The heads of the rib articulate with the superior and inferior posteriolateral joints forming the costovertebral joints.

The tubercle has a medial facet articulating with the transverse process in the costotransversal joints.


What are the ligaments that form the joints between ribs and vertebrae?

Costovertebral ligament (radial ligament)

Costotransversal ligament


What structures enclose the superior and inferior aspects of the cage?

Inferiorly: diaphragm
Superiorly: the supralateral membrane (discontinuous due to the clavical)


What major functions does the diaphragm play? (2)

Respiratory muscle (inspiration)
and physically and functionally separates the contents of the thorax from the abdomen.


What are the origins of the diaphragm? (4) inferiorly
What is the insertion of the diaphragm?

Xyphoid process anteriorly
Costal margin
Arcuate ligaments of the quadratus lumborum (laterally) and the psoas major (medially)
Tips of the floating ribs

Inserts into a club shaped central tendon


What are the crura and where do they extend?

Inferior extensions of the diaphragm on the posterior wall. The left extends down to the level of L1 while the right down to L1,2,3


What nerve supplies the diaphragm?

The phrenic nerve (from C3,4,5)


What are the hiatuses of the diaphragm and where are they? (3)

IVC passes through the caval orifice at the level of T8 to the right of the midline (Through the central tendon)

The oesoephagus at the level of T10 through a muscular part of the diaphragm through the left of midline

The aorta through T12 behind the diaphragm (between the crura)


How many layers of muscle are there and what are their names?

External intercostals
Internal intercostals
Innermost intercostals


How do the muscle fibre orientations and expansion affect respiration?

External intercostal muscles are front pocket orienting downwards and forwards while
- contraction pulls the muscles and the cage open

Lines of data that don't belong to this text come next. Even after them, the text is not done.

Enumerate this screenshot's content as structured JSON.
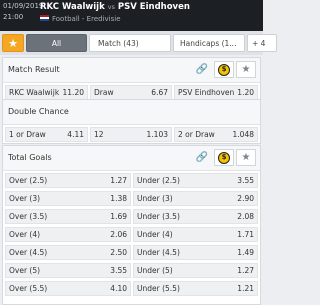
{
  "header": {
    "date": "01/09/2019",
    "time": "21:00",
    "home_team": "RKC Waalwijk",
    "vs": "vs",
    "away_team": "PSV Eindhoven",
    "league": "Football - Eredivisie"
  },
  "tabs": {
    "star": "★",
    "all": "All",
    "match": "Match (43)",
    "handicaps": "Handicaps (1...",
    "more": "+ 4"
  },
  "icons": {
    "link": "🔗",
    "coin": "$",
    "star": "★"
  },
  "markets": {
    "match_result": {
      "title": "Match Result",
      "outcomes": [
        {
          "label": "RKC Waalwijk",
          "odds": "11.20"
        },
        {
          "label": "Draw",
          "odds": "6.67"
        },
        {
          "label": "PSV Eindhoven",
          "odds": "1.20"
        }
      ]
    },
    "double_chance": {
      "title": "Double Chance",
      "outcomes": [
        {
          "label": "1 or Draw",
          "odds": "4.11"
        },
        {
          "label": "12",
          "odds": "1.103"
        },
        {
          "label": "2 or Draw",
          "odds": "1.048"
        }
      ]
    },
    "total_goals": {
      "title": "Total Goals",
      "rows": [
        {
          "over": "Over (2.5)",
          "over_odds": "1.27",
          "under": "Under (2.5)",
          "under_odds": "3.55"
        },
        {
          "over": "Over (3)",
          "over_odds": "1.38",
          "under": "Under (3)",
          "under_odds": "2.90"
        },
        {
          "over": "Over (3.5)",
          "over_odds": "1.69",
          "under": "Under (3.5)",
          "under_odds": "2.08"
        },
        {
          "over": "Over (4)",
          "over_odds": "2.06",
          "under": "Under (4)",
          "under_odds": "1.71"
        },
        {
          "over": "Over (4.5)",
          "over_odds": "2.50",
          "under": "Under (4.5)",
          "under_odds": "1.49"
        },
        {
          "over": "Over (5)",
          "over_odds": "3.55",
          "under": "Under (5)",
          "under_odds": "1.27"
        },
        {
          "over": "Over (5.5)",
          "over_odds": "4.10",
          "under": "Under (5.5)",
          "under_odds": "1.21"
        }
      ]
    }
  }
}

Internal and innermost is back pocket orientated (downwards and backwards)
- contraction pulls the ribs down (not as much)


What are the external and internal intercostal membranes?

The external intercostal membrane replaces the external muscles anteriorly while the internal membrane replaces the internal intercostals posteriorly


Through what muscles do the neurovascular bundles run in between?

Between the innermost and internal intercostal muscles


In what order do the components of the bundles run?

(from up to down)


What do the intercostal arteries branch off?

The posterior intercostal and the anterior intercostal arteries meet and anastomose laterally.
They stem of the internal thoracic artery or one of its branches.


Where do the intercostal veins drain into?

Posterior and anterior veins mirror arteries and drain into the internal thoracic vein – the azygous system drainage


What is the nerve supply of the intercostal nerves?

ventral rami of the thoracic spinal nerve which becomes the intercostal nerve


What are the three dimensions of movement?

Antero-postero dimension
Vertical (elevation and depression)


Explain each of the dimension changes that increase cavity volume

Elevation of the upper ribs forces the sternum to push up (physically attached) and changes the A-P dimension

Lower ribs don’t articulate with the sternum and so when they are pushed up (bucket handle) then they expand the lateral dimension


What is the consequence of an increased in cavity volume?

Decreasing negative pressure in the thorax and thus sucks pressure into the lungs

Decks in 02. Cardiovascular Class (43):